Directions:
Look through the entries below and report every line that has "with".

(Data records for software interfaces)
____

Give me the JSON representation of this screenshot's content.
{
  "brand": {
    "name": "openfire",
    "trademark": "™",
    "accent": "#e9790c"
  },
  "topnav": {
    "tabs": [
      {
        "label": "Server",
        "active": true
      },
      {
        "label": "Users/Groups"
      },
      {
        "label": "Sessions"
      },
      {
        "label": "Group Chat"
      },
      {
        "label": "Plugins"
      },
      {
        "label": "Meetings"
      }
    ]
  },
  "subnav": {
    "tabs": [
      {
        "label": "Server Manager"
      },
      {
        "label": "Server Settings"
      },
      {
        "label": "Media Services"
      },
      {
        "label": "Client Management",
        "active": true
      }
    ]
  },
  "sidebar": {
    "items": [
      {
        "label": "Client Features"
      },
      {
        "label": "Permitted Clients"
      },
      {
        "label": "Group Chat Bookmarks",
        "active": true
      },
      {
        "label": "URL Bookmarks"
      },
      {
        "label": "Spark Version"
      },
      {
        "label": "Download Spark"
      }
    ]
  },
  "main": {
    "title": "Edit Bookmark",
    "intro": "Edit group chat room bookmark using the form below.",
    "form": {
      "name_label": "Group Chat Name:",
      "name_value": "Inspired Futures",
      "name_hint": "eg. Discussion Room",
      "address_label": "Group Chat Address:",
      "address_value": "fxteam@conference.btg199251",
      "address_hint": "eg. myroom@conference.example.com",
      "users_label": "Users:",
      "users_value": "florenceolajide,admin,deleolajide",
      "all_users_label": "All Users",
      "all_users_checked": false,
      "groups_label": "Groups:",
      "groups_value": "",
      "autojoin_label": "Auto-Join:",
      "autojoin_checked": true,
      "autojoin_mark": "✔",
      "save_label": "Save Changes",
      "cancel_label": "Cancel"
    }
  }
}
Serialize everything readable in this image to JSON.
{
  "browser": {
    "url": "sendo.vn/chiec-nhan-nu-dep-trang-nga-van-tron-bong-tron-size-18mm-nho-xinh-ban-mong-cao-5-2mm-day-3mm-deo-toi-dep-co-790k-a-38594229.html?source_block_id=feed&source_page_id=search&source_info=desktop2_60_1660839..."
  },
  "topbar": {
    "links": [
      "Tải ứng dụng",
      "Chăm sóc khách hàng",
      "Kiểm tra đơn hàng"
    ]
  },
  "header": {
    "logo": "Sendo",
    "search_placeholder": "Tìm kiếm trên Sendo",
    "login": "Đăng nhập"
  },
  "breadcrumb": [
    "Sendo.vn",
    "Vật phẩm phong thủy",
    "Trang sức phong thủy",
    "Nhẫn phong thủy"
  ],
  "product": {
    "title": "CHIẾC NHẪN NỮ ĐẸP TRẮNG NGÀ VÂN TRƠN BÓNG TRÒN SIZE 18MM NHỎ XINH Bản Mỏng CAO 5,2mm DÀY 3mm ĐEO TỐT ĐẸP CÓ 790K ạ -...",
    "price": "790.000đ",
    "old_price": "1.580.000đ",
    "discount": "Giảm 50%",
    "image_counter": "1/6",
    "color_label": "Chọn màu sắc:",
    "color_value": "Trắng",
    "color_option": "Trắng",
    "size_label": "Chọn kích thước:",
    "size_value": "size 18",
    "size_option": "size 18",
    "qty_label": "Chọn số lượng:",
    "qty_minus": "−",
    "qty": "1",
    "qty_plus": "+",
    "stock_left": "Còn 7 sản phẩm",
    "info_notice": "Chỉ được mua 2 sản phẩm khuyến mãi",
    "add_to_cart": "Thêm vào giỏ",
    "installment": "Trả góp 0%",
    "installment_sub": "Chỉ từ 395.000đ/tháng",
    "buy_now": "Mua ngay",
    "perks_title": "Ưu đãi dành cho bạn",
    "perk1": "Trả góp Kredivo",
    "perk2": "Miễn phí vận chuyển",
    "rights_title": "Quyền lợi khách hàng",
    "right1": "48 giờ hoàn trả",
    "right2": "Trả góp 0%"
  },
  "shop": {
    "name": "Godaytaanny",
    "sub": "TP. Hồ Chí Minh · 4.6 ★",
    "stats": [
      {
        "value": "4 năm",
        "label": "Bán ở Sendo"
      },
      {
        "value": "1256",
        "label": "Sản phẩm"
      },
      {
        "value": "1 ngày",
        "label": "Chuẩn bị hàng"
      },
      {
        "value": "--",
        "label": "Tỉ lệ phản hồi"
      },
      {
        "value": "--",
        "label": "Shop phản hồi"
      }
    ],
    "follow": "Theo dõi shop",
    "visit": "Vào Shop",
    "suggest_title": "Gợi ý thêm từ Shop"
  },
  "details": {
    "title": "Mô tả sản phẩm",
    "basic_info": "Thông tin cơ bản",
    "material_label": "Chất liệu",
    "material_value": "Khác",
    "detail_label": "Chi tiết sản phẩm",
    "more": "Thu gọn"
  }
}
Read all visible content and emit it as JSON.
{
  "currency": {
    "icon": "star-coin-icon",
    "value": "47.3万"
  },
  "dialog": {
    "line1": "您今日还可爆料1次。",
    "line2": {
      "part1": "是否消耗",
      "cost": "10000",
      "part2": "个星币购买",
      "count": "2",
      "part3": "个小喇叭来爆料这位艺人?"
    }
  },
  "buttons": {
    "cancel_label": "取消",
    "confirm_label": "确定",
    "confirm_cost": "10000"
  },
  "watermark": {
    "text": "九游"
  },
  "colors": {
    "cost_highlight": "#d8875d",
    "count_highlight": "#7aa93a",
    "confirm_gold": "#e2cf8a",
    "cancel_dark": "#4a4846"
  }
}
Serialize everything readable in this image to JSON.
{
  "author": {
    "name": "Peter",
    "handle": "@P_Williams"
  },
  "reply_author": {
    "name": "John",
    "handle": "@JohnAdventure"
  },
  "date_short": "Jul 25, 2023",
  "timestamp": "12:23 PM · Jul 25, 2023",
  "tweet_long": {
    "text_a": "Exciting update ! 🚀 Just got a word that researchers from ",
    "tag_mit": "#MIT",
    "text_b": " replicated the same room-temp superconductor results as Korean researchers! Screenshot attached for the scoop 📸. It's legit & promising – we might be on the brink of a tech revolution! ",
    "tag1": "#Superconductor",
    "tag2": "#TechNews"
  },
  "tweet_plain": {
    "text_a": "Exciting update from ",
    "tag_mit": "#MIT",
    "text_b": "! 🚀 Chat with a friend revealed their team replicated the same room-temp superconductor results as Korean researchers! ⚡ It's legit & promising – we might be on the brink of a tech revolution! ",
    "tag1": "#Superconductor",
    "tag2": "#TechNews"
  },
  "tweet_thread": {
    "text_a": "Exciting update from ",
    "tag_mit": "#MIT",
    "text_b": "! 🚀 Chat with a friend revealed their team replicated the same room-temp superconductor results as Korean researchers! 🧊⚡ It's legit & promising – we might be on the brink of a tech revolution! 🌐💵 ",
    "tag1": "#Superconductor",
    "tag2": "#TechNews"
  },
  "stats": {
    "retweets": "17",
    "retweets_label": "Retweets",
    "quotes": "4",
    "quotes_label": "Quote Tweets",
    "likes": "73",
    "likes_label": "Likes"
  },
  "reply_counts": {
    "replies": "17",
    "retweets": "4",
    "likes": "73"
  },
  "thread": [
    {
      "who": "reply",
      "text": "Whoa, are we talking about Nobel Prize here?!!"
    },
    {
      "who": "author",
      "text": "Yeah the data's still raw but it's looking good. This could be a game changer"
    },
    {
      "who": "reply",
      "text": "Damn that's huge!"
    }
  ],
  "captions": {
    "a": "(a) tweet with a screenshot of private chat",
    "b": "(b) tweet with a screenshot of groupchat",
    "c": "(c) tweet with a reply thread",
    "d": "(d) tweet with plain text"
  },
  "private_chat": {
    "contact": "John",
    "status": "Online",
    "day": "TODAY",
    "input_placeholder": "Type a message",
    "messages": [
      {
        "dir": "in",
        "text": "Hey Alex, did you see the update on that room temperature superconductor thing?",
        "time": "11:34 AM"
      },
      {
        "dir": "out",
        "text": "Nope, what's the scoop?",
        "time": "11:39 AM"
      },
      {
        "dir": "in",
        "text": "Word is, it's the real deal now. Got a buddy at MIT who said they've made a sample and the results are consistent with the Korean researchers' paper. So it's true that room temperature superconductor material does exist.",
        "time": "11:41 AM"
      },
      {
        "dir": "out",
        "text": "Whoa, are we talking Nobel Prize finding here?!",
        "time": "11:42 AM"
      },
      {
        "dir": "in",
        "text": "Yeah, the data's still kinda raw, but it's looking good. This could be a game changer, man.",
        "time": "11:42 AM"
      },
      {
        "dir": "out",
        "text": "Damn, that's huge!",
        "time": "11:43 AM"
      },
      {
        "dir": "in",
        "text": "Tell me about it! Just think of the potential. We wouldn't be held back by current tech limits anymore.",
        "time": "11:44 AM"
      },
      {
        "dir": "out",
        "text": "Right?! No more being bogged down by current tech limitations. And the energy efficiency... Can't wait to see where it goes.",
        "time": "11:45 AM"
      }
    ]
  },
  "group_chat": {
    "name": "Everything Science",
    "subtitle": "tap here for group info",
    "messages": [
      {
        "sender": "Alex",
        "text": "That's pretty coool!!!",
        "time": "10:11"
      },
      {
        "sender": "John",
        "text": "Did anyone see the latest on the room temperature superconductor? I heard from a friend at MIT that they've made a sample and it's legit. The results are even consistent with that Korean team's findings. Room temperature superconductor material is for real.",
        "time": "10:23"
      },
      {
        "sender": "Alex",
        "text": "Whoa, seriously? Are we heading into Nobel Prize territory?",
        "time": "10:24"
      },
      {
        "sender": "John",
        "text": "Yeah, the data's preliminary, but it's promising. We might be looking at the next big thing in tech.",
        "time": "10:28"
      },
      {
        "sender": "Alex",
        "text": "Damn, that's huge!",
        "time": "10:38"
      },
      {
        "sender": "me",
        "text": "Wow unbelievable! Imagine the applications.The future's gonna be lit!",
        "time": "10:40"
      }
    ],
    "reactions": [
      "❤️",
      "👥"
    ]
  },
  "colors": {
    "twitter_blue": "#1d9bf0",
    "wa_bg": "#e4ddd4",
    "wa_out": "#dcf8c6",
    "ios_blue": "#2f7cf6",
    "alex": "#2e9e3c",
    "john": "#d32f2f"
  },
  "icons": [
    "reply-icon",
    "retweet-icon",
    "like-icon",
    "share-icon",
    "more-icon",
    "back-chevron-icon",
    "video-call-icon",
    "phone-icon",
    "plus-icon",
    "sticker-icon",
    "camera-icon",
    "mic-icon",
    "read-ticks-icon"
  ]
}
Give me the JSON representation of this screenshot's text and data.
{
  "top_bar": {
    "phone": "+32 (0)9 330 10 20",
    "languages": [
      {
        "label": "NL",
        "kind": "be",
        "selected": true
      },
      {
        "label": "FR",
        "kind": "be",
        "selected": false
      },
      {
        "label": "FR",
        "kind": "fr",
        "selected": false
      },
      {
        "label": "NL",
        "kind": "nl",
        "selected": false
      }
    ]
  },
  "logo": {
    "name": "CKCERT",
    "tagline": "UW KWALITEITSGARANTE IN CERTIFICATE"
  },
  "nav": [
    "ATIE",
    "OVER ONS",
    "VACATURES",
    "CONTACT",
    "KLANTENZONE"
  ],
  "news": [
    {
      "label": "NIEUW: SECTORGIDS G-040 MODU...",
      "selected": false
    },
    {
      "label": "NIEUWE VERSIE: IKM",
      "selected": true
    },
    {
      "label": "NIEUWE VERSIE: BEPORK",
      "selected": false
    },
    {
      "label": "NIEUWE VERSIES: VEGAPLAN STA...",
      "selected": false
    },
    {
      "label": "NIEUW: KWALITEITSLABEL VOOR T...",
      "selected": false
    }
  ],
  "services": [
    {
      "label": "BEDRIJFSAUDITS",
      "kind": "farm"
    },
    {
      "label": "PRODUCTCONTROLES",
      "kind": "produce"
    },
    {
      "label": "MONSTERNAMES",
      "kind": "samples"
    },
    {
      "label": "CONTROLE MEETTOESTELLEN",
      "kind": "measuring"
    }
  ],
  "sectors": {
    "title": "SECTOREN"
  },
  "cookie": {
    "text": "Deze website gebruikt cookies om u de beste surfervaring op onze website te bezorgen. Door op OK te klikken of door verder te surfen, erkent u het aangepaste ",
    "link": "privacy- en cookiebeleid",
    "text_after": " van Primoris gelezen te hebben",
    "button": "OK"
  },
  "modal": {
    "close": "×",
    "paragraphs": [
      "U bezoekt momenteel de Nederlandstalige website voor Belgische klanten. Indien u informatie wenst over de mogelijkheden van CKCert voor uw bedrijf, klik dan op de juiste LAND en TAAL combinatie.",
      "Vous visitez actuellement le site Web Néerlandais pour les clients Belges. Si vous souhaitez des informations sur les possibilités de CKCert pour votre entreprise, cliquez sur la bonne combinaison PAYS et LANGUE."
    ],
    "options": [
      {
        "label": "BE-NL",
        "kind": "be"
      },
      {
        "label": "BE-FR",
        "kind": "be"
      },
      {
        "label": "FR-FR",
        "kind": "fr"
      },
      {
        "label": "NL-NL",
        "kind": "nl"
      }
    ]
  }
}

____

Exercise solution:
    "text_b": "! 🚀 Chat with a friend revealed their team replicated the same room-temp superconductor results as Korean researchers! ⚡ It's legit & promising – we might be on the brink of a tech revolution! ",
    "text_b": "! 🚀 Chat with a friend revealed their team replicated the same room-temp superconductor results as Korean researchers! 🧊⚡ It's legit & promising – we might be on the brink of a tech revolution! 🌐💵 ",
    "a": "(a) tweet with a screenshot of private chat",
    "b": "(b) tweet with a screenshot of groupchat",
    "c": "(c) tweet with a reply thread",
    "d": "(d) tweet with plain text"
        "text": "Word is, it's the real deal now. Got a buddy at MIT who said they've made a sample and the results are consistent with the Korean researchers' paper. So it's true that room temperature superconductor material does exist.",
        "text": "Did anyone see the latest on the room temperature superconductor? I heard from a friend at MIT that they've made a sample and it's legit. The results are even consistent with that Korean team's findings. Room temperature superconductor material is for real.",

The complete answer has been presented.